UTI (Urinary tract infections)

The percentage of sows suffering from UTI in the EU is between 22% and 40%. During gestation, the percentage of sows with UTI increases from 7% to 18.2%.
The proportion of sow deaths attributable to cystitis/pyelonephritis varies from 10% to over 40%.
E.coli is the most common pathogen of UTI and the amount of UTI based on E.coli is about 75%.
(Baricco G. Urinary tract infections (UTI) in lactating sows: it is a real problem? www.pig333.com, 2011)

Prevelance of Uti

Prevalence of UTI

Pigs UTI economic differences

Economic differences per head due to UTI

Treatment of bacterial UTI in sows

Treatment of bacterial UTI in sows

MMA in Sows – Mastitis-Metritis-Agalactia Syndrome
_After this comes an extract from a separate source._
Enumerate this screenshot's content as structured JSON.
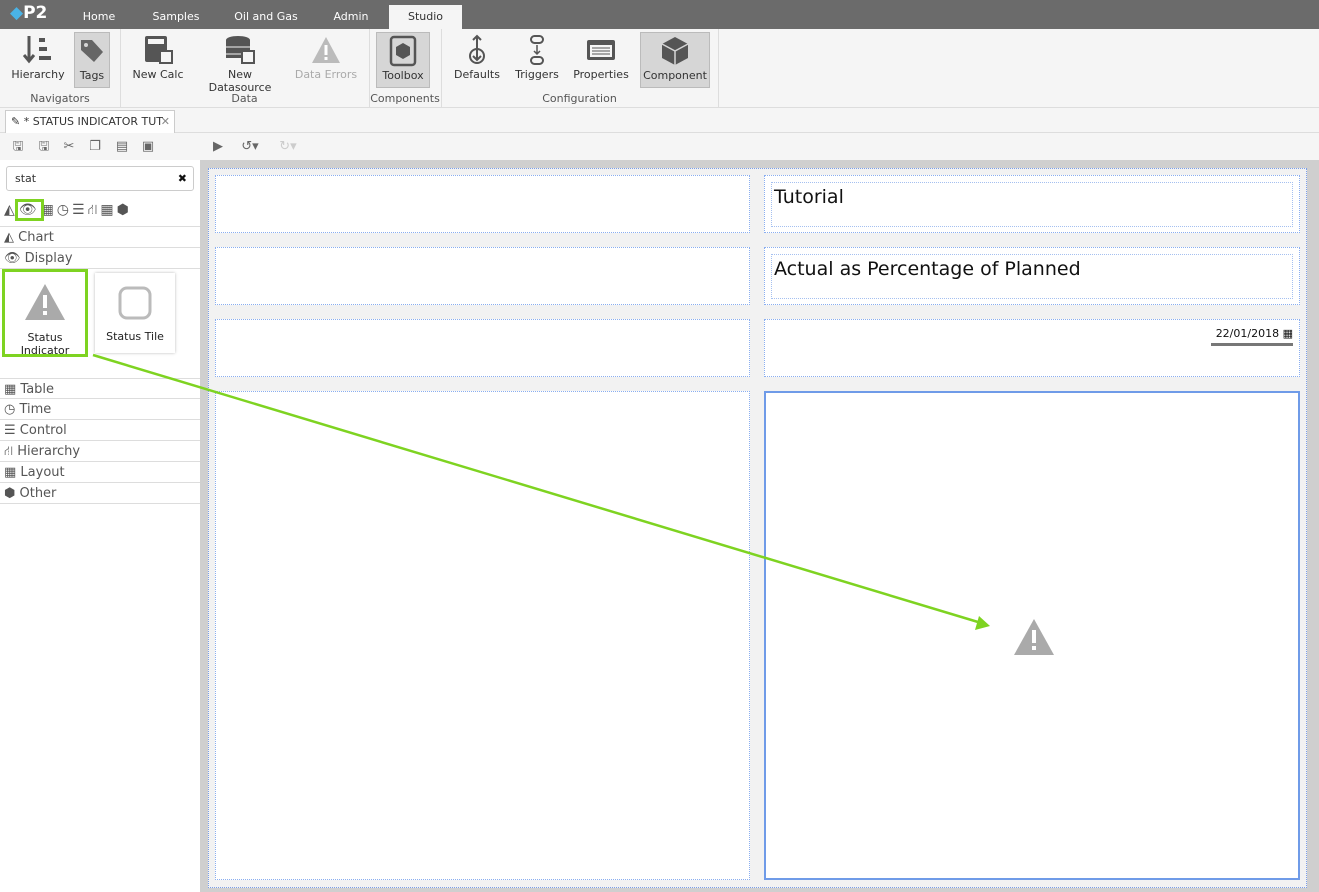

Mastitis-metritis-agalactia syndrome (MMA) or postpartum dysgalactia syndrome (PPDS) is a disease of multiple etiology and has close links with coliform mastitis and cystitis in sows. Multiple pathogens can be involved in the disease such as  E.coli, Klebsiella spp., Enetrobacter spp., Mycoplasma spp. as well as Streptococci and Staphylococci. Other etiological factors are related to endotoxins produced by, for example,  E. coli, subclinical endometritis, retarded lactogenesis, hormonal imbalance, teat malformation, and stress. Low fiber diet, fatness at farrowing, and confinement have been found to be risk factors for sows.
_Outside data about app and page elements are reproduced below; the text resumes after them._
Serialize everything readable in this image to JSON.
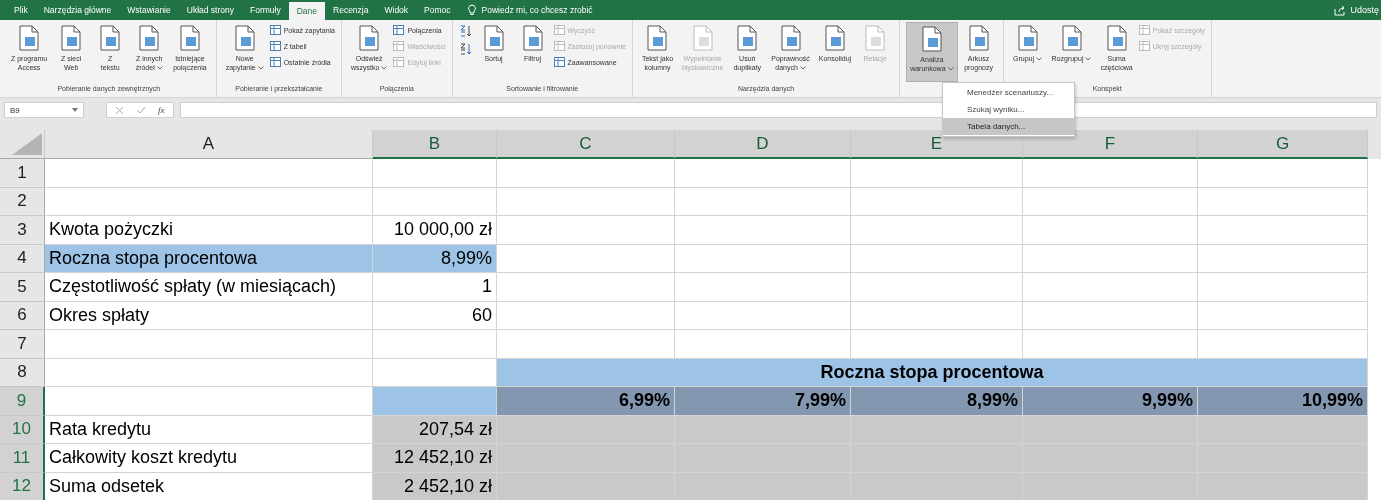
{
  "tabs": [
    {
      "label": "Plik",
      "selected": false
    },
    {
      "label": "Narzędzia główne",
      "selected": false
    },
    {
      "label": "Wstawianie",
      "selected": false
    },
    {
      "label": "Układ strony",
      "selected": false
    },
    {
      "label": "Formuły",
      "selected": false
    },
    {
      "label": "Dane",
      "selected": true
    },
    {
      "label": "Recenzja",
      "selected": false
    },
    {
      "label": "Widok",
      "selected": false
    },
    {
      "label": "Pomoc",
      "selected": false
    }
  ],
  "tell_me": {
    "placeholder": "Powiedz mi, co chcesz zrobić"
  },
  "share": {
    "label": "Udostę"
  },
  "ribbon": [
    {
      "label": "Pobieranie danych zewnętrznych",
      "items": [
        {
          "kind": "large",
          "lines": [
            "Z programu",
            "Access"
          ],
          "disabled": false,
          "pressed": false,
          "caret": false
        },
        {
          "kind": "large",
          "lines": [
            "Z sieci",
            "Web"
          ],
          "disabled": false,
          "pressed": false,
          "caret": false
        },
        {
          "kind": "large",
          "lines": [
            "Z",
            "tekstu"
          ],
          "disabled": false,
          "pressed": false,
          "caret": false
        },
        {
          "kind": "large",
          "lines": [
            "Z innych",
            "źródeł"
          ],
          "disabled": false,
          "pressed": false,
          "caret": true
        },
        {
          "kind": "large",
          "lines": [
            "Istniejące",
            "połączenia"
          ],
          "disabled": false,
          "pressed": false,
          "caret": false
        }
      ]
    },
    {
      "label": "Pobieranie i przekształcanie",
      "items": [
        {
          "kind": "large",
          "lines": [
            "Nowe",
            "zapytanie"
          ],
          "disabled": false,
          "pressed": false,
          "caret": true
        },
        {
          "kind": "smalls",
          "entries": [
            {
              "label": "Pokaż zapytania",
              "disabled": false
            },
            {
              "label": "Z tabeli",
              "disabled": false
            },
            {
              "label": "Ostatnie źródła",
              "disabled": false
            }
          ]
        }
      ]
    },
    {
      "label": "Połączenia",
      "items": [
        {
          "kind": "large",
          "lines": [
            "Odśwież",
            "wszystko"
          ],
          "disabled": false,
          "pressed": false,
          "caret": true
        },
        {
          "kind": "smalls",
          "entries": [
            {
              "label": "Połączenia",
              "disabled": false
            },
            {
              "label": "Właściwości",
              "disabled": true
            },
            {
              "label": "Edytuj linki",
              "disabled": true
            }
          ]
        }
      ]
    },
    {
      "label": "Sortowanie i filtrowanie",
      "items": [
        {
          "kind": "sort-pair"
        },
        {
          "kind": "large",
          "lines": [
            "Sortuj"
          ],
          "disabled": false,
          "pressed": false,
          "caret": false
        },
        {
          "kind": "large",
          "lines": [
            "Filtruj"
          ],
          "disabled": false,
          "pressed": false,
          "caret": false
        },
        {
          "kind": "smalls",
          "entries": [
            {
              "label": "Wyczyść",
              "disabled": true
            },
            {
              "label": "Zastosuj ponownie",
              "disabled": true
            },
            {
              "label": "Zaawansowane",
              "disabled": false
            }
          ]
        }
      ]
    },
    {
      "label": "Narzędzia danych",
      "items": [
        {
          "kind": "large",
          "lines": [
            "Tekst jako",
            "kolumny"
          ],
          "disabled": false,
          "pressed": false,
          "caret": false
        },
        {
          "kind": "large",
          "lines": [
            "Wypełnianie",
            "błyskawiczne"
          ],
          "disabled": true,
          "pressed": false,
          "caret": false
        },
        {
          "kind": "large",
          "lines": [
            "Usuń",
            "duplikaty"
          ],
          "disabled": false,
          "pressed": false,
          "caret": false
        },
        {
          "kind": "large",
          "lines": [
            "Poprawność",
            "danych"
          ],
          "disabled": false,
          "pressed": false,
          "caret": true
        },
        {
          "kind": "large",
          "lines": [
            "Konsoliduj"
          ],
          "disabled": false,
          "pressed": false,
          "caret": false
        },
        {
          "kind": "large",
          "lines": [
            "Relacje"
          ],
          "disabled": true,
          "pressed": false,
          "caret": false
        }
      ]
    },
    {
      "items": [
        {
          "kind": "large",
          "lines": [
            "Analiza",
            "warunkowa"
          ],
          "disabled": false,
          "pressed": true,
          "caret": true
        },
        {
          "kind": "large",
          "lines": [
            "Arkusz",
            "prognozy"
          ],
          "disabled": false,
          "pressed": false,
          "caret": false
        }
      ]
    },
    {
      "label": "Konspekt",
      "items": [
        {
          "kind": "large",
          "lines": [
            "Grupuj"
          ],
          "disabled": false,
          "pressed": false,
          "caret": true
        },
        {
          "kind": "large",
          "lines": [
            "Rozgrupuj"
          ],
          "disabled": false,
          "pressed": false,
          "caret": true
        },
        {
          "kind": "large",
          "lines": [
            "Suma",
            "częściowa"
          ],
          "disabled": false,
          "pressed": false,
          "caret": false
        },
        {
          "kind": "smalls",
          "entries": [
            {
              "label": "Pokaż szczegóły",
              "disabled": true
            },
            {
              "label": "Ukryj szczegóły",
              "disabled": true
            }
          ]
        }
      ]
    }
  ],
  "menu": [
    {
      "label": "Menedżer scenariuszy...",
      "selected": false
    },
    {
      "label": "Szukaj wyniku...",
      "selected": false
    },
    {
      "label": "Tabela danych...",
      "selected": true
    }
  ],
  "formula_bar": {
    "name_box": "B9",
    "function_label": "fx"
  },
  "columns": [
    {
      "label": "A",
      "selected": false
    },
    {
      "label": "B",
      "selected": true
    },
    {
      "label": "C",
      "selected": true
    },
    {
      "label": "D",
      "selected": true
    },
    {
      "label": "E",
      "selected": true
    },
    {
      "label": "F",
      "selected": true
    },
    {
      "label": "G",
      "selected": true
    }
  ],
  "rows": [
    {
      "number": "1",
      "selected": false,
      "cells": [
        {},
        {},
        {},
        {},
        {},
        {},
        {}
      ]
    },
    {
      "number": "2",
      "selected": false,
      "cells": [
        {},
        {},
        {},
        {},
        {},
        {},
        {}
      ]
    },
    {
      "number": "3",
      "selected": false,
      "cells": [
        {
          "text": "Kwota pożyczki"
        },
        {
          "text": "10 000,00 zł",
          "kind": "number"
        },
        {},
        {},
        {},
        {},
        {}
      ]
    },
    {
      "number": "4",
      "selected": false,
      "cells": [
        {
          "text": "Roczna stopa procentowa",
          "color": "#9dc3e6"
        },
        {
          "text": "8,99%",
          "kind": "number",
          "color": "#9dc3e6"
        },
        {},
        {},
        {},
        {},
        {}
      ]
    },
    {
      "number": "5",
      "selected": false,
      "cells": [
        {
          "text": "Częstotliwość spłaty (w miesiącach)"
        },
        {
          "text": "1",
          "kind": "number"
        },
        {},
        {},
        {},
        {},
        {}
      ]
    },
    {
      "number": "6",
      "selected": false,
      "cells": [
        {
          "text": "Okres spłaty"
        },
        {
          "text": "60",
          "kind": "number"
        },
        {},
        {},
        {},
        {},
        {}
      ]
    },
    {
      "number": "7",
      "selected": false,
      "cells": [
        {},
        {},
        {},
        {},
        {},
        {},
        {}
      ]
    },
    {
      "number": "8",
      "selected": false,
      "cells": [
        {},
        {},
        {
          "text": "Roczna stopa procentowa",
          "kind": "heading",
          "color": "#9dc3e6"
        }
      ]
    },
    {
      "number": "9",
      "selected": true,
      "cells": [
        {},
        {
          "color": "#9dc3e6"
        },
        {
          "text": "6,99%",
          "kind": "heading-number",
          "color": "#8497b0"
        },
        {
          "text": "7,99%",
          "kind": "heading-number",
          "color": "#8497b0"
        },
        {
          "text": "8,99%",
          "kind": "heading-number",
          "color": "#8497b0"
        },
        {
          "text": "9,99%",
          "kind": "heading-number",
          "color": "#8497b0"
        },
        {
          "text": "10,99%",
          "kind": "heading-number",
          "color": "#8497b0"
        }
      ]
    },
    {
      "number": "10",
      "selected": true,
      "cells": [
        {
          "text": "Rata kredytu"
        },
        {
          "text": "207,54 zł",
          "kind": "number",
          "color": "#c9c9c9"
        },
        {
          "color": "#c9c9c9"
        },
        {
          "color": "#c9c9c9"
        },
        {
          "color": "#c9c9c9"
        },
        {
          "color": "#c9c9c9"
        },
        {
          "color": "#c9c9c9"
        }
      ]
    },
    {
      "number": "11",
      "selected": true,
      "cells": [
        {
          "text": "Całkowity koszt kredytu"
        },
        {
          "text": "12 452,10 zł",
          "kind": "number",
          "color": "#c9c9c9"
        },
        {
          "color": "#c9c9c9"
        },
        {
          "color": "#c9c9c9"
        },
        {
          "color": "#c9c9c9"
        },
        {
          "color": "#c9c9c9"
        },
        {
          "color": "#c9c9c9"
        }
      ]
    },
    {
      "number": "12",
      "selected": true,
      "cells": [
        {
          "text": "Suma odsetek"
        },
        {
          "text": "2 452,10 zł",
          "kind": "number",
          "color": "#c9c9c9"
        },
        {
          "color": "#c9c9c9"
        },
        {
          "color": "#c9c9c9"
        },
        {
          "color": "#c9c9c9"
        },
        {
          "color": "#c9c9c9"
        },
        {
          "color": "#c9c9c9"
        }
      ]
    }
  ]
}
MMA syndrome can threaten the lives of both the sow and the piglets. MMA syndrome occurs mostly within the first 48 hours after farrowing, but can also appear within the first week after farrowing.

MMA syndrome requires rapid intervention to save the life and the future productivity of the sow as well as the lives of the piglets. Due to its high efficacy and rapid bactericidal effect, Baytril® offers excellent therapeutic opportunities for MMA syndrome. In different trials, Baytril® was shown to be highly effective against the consequences of MMA Syndrome in metaphylactic as well as in therapeutic use.
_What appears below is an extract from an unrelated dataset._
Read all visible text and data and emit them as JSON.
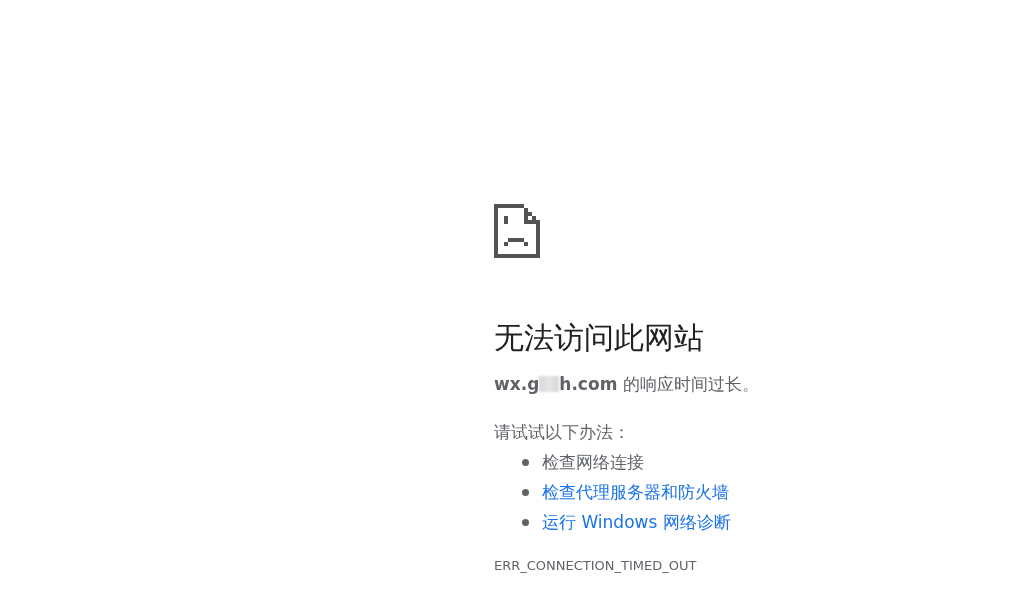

In one study, 828 sows were randomly divided in three groups which received the following:
Group 1 served as untreated controls.
Group 2 received 2.5 mg/kg bw enrofloxacin (Baytril®) by i.m. injection immediately after farrowing.
Group 3 received 5 mg/kg bw enrofloxacin (Baytril®) by i.m. injection immediately after farrowing.

The results showed a lower incidence of fever after farrowing, a lower incidence of elevated milk pH (above 6.7), and lower piglet mortality in the groups treated with Baytril®.
(Schöning G; Plonait H Metaphylaxis and Therapy of the MMA syndrome of Sows with Baytril.  Deutsche Tierärztliche Wochenschrift (1990) 97:1, 5–10)


Incidence of fever

Frequency of elevated milk pH

Piglet loss